If Ed Westwick is stressing about his latest TV project, ‘White Gold’ - a comedy drama based in 1980s Essex alongside one half of the celebrated ‘Inbetweeners’ quartet - he’s doing a good job of hiding it.
As he tells HuffPostUK, the ‘Gossip Girl’ star just doesn’t see the point of worrying about what audiences will think of his swaggering, bluffing, chancing double-glazing salesman Vincent Swan, something he’s discovered the hard way:
“There’s no point. I had something last year for NBC and everyone was loving it, it was the best pilot script ever, everyone promoted the shit out of it, and it tanked, it absolutely died,” he remembers ruefully.
“That was my first experience of that. I felt let down, it hadn’t been executed in the way I thought it was going to be, and I was the face to it and it died. But very quickly, I had an initial conversation with my agent, who told me, ‘it’s not your fault,’ so I don’t think about things outside my control any more.
“I would have felt more pressure now if that hadn’t happened.
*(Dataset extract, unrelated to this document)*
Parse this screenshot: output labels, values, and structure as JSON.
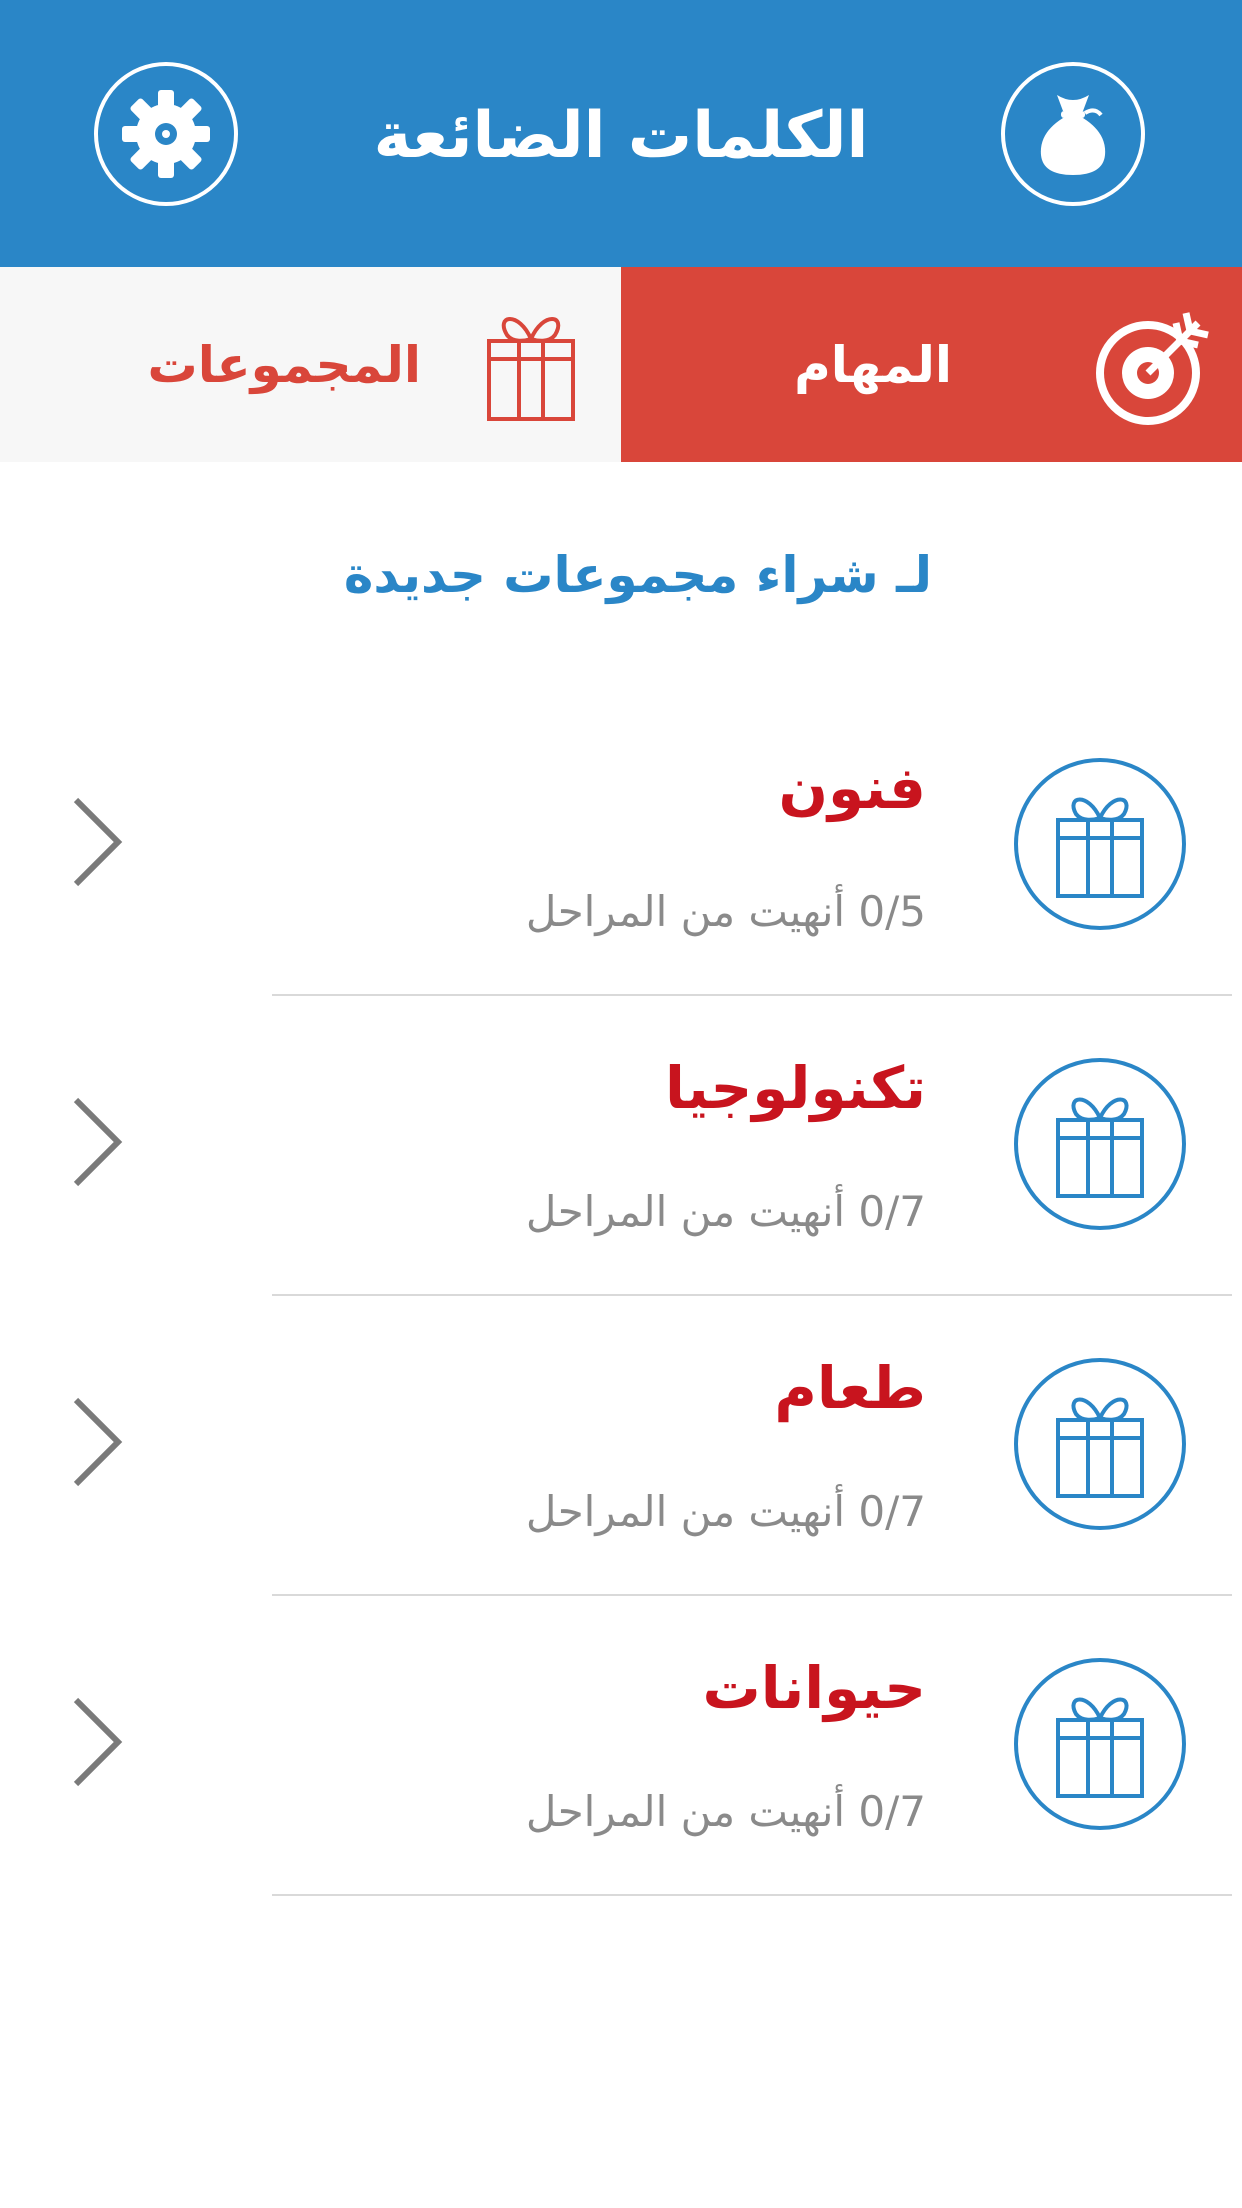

I know with this, the material’s good, we had a fucking laugh doing it, I enjoyed it when I watched it, and everyone else who’s watched it likes it, so fingers crossed.”
Judging by the reception that greeted the first showing of ‘White Gold’, starring Ed, Joe Thomas, James Buckley and also penned by ‘Inbetweeners’ co-creator Damon Beesley, it doesn’t seem like anyone has to worry. The characters are broad and silly, the storylines based on a 1980s sense of aspiration remembered by everyone over a certain age, the music loud, brash and instantly redolent of its time (the first scenes leap into life with Laura Brannigan’s ‘Gloria’ - what’s not to love?) and at the centre of it, slick, suave and tirelessly confident, Ed’s leading man, Vincent Swan.
“It was quite exhausting to play him, I’m pretty much in every scene,” he admits. “The dialogue is fantastic, but it was a lot at times in what were often constructed shots, so it was a test of all my skills for sure, but I had a lot of fun playing in this world, it just made me laugh.”
Between sweet-talking his way into a job and pretending to be a master of golf in order to secure another deal, it is clear Vincent isn’t a man to let inability get in the way of adventure. Ed says, contrary to how he appeared in his most famous role, that of Chuck Bass in ‘Gossip Girl’, that in real life he’s by no means a blagger.
“I’m not like that, I’m the first to admit I’m shit at something, but my brother is. I couldn’t overlook the fact that my older brother used to sell timeshare, so growing up, there was always that presence around, it was great to be able to draw on,” he remembers.
“My other brother is a blagger as well, so I had these two characters close to home, plus the writing coming alive from the page, plus people you meet or see.
“The thing about Vince is, he’s not a alien, we all know them.
“There was a kid growing up in my class who was exactly like that - always pushing, but knowing somehow how to do it, and getting what he wanted.”
“Maybe that’s what attractive about it.”
‘White Gold’ stars tomorrow (Wednesday) at 10pm on BBC Two.